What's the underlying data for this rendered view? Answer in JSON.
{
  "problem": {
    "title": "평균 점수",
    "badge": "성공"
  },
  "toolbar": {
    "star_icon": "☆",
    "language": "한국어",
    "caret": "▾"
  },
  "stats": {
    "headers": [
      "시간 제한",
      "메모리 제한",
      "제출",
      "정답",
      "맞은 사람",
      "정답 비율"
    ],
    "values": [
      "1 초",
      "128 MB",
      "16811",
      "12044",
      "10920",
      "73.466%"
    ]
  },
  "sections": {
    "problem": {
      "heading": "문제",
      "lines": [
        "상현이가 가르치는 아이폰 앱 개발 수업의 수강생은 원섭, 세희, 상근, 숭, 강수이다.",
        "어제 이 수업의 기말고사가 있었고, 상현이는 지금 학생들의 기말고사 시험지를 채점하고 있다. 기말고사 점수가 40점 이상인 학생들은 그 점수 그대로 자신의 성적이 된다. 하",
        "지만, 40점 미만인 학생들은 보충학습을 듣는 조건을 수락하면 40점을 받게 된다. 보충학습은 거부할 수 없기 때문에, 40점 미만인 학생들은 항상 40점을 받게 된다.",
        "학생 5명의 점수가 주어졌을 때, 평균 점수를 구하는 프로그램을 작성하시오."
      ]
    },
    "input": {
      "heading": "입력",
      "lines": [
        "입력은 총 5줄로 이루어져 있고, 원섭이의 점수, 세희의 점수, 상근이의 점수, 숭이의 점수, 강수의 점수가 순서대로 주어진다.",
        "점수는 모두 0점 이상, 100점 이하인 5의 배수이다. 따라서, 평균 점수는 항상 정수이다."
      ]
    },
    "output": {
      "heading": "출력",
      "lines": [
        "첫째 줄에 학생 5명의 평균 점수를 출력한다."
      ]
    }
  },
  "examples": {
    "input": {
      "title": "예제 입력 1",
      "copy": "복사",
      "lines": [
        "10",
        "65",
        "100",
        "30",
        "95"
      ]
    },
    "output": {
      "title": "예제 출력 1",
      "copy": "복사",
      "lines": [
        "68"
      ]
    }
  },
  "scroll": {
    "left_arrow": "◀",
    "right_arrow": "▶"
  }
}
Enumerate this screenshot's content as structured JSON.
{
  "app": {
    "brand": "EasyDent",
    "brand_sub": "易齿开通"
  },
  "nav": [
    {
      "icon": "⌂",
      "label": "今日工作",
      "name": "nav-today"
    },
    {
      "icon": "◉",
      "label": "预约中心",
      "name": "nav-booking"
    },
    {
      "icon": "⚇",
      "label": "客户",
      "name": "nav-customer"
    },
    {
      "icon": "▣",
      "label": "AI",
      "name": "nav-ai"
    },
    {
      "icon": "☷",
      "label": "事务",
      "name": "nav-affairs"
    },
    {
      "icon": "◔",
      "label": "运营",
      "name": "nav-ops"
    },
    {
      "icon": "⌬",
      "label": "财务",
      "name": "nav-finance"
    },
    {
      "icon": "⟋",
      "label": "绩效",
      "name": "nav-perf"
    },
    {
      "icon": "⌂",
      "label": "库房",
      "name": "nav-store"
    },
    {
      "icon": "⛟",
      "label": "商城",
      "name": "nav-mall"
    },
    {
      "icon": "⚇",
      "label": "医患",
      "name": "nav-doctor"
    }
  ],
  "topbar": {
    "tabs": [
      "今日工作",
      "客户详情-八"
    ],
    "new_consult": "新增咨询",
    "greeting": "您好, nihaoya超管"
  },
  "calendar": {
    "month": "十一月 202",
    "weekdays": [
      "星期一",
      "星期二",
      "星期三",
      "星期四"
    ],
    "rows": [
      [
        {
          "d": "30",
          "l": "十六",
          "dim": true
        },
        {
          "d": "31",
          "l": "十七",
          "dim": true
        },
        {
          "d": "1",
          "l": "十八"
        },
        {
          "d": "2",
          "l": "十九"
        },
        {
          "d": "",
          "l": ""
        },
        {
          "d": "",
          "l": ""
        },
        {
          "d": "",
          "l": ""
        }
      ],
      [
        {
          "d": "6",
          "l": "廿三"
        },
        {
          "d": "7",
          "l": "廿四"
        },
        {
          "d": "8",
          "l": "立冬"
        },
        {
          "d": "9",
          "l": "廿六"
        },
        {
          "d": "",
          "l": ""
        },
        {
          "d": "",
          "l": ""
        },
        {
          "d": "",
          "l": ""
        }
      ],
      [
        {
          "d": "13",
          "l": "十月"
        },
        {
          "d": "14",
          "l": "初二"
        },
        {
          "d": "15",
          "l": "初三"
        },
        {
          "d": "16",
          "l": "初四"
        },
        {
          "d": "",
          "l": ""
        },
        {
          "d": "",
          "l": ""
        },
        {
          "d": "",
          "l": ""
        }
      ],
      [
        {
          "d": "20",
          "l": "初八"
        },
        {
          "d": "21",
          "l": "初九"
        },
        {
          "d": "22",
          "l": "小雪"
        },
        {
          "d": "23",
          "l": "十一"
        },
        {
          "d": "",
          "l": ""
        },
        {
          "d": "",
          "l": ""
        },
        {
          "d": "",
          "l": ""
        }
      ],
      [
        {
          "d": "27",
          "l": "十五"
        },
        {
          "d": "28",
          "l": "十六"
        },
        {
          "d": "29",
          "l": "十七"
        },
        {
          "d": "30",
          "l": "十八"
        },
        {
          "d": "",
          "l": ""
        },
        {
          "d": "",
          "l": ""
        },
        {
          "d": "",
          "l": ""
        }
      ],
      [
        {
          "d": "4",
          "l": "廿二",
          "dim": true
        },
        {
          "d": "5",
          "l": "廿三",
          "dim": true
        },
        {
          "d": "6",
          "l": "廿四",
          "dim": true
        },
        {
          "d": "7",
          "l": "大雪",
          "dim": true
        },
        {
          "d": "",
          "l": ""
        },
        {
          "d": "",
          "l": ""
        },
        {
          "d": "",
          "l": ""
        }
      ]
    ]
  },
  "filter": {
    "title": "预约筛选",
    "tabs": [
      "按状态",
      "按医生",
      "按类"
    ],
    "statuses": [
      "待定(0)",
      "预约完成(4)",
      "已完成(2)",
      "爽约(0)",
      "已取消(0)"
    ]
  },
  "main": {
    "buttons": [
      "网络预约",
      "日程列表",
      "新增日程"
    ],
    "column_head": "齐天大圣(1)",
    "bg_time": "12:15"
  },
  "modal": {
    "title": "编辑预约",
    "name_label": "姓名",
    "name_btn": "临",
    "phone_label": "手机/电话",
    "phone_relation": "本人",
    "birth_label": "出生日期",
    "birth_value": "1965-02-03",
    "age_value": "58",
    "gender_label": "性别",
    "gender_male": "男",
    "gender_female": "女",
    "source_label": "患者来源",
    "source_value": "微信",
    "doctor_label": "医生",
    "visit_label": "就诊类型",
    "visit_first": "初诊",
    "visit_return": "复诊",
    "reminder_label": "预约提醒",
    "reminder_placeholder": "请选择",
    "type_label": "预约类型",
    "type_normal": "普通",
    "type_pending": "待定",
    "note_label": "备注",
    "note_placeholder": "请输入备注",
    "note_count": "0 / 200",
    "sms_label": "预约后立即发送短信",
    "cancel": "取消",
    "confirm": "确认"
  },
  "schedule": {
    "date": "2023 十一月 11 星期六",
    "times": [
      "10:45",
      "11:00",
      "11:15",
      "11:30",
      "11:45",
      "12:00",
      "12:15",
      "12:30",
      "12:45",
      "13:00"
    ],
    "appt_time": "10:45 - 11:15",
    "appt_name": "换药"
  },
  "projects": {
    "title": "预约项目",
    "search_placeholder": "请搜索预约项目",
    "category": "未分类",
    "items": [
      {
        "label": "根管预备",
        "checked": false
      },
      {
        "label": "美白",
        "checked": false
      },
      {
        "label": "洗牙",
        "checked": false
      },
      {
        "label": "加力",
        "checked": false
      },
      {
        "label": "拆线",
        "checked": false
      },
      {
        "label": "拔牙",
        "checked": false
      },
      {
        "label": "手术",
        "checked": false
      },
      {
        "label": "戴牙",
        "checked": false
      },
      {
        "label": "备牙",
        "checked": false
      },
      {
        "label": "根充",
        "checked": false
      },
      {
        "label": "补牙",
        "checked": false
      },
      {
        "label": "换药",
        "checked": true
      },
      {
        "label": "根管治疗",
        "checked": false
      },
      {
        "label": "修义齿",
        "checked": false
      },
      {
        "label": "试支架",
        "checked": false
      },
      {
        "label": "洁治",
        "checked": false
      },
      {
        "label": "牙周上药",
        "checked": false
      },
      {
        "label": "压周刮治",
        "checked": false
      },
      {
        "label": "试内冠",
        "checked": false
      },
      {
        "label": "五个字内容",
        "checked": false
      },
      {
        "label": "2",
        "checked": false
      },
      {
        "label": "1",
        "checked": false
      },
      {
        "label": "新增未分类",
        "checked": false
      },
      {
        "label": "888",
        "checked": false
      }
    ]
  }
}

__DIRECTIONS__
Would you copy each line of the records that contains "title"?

__EXERCISE RESPONSE__
    "title": "평균 점수",
      "title": "예제 입력 1",
      "title": "예제 출력 1",
    "title": "预约筛选",
    "title": "编辑预约",
    "title": "预约项目",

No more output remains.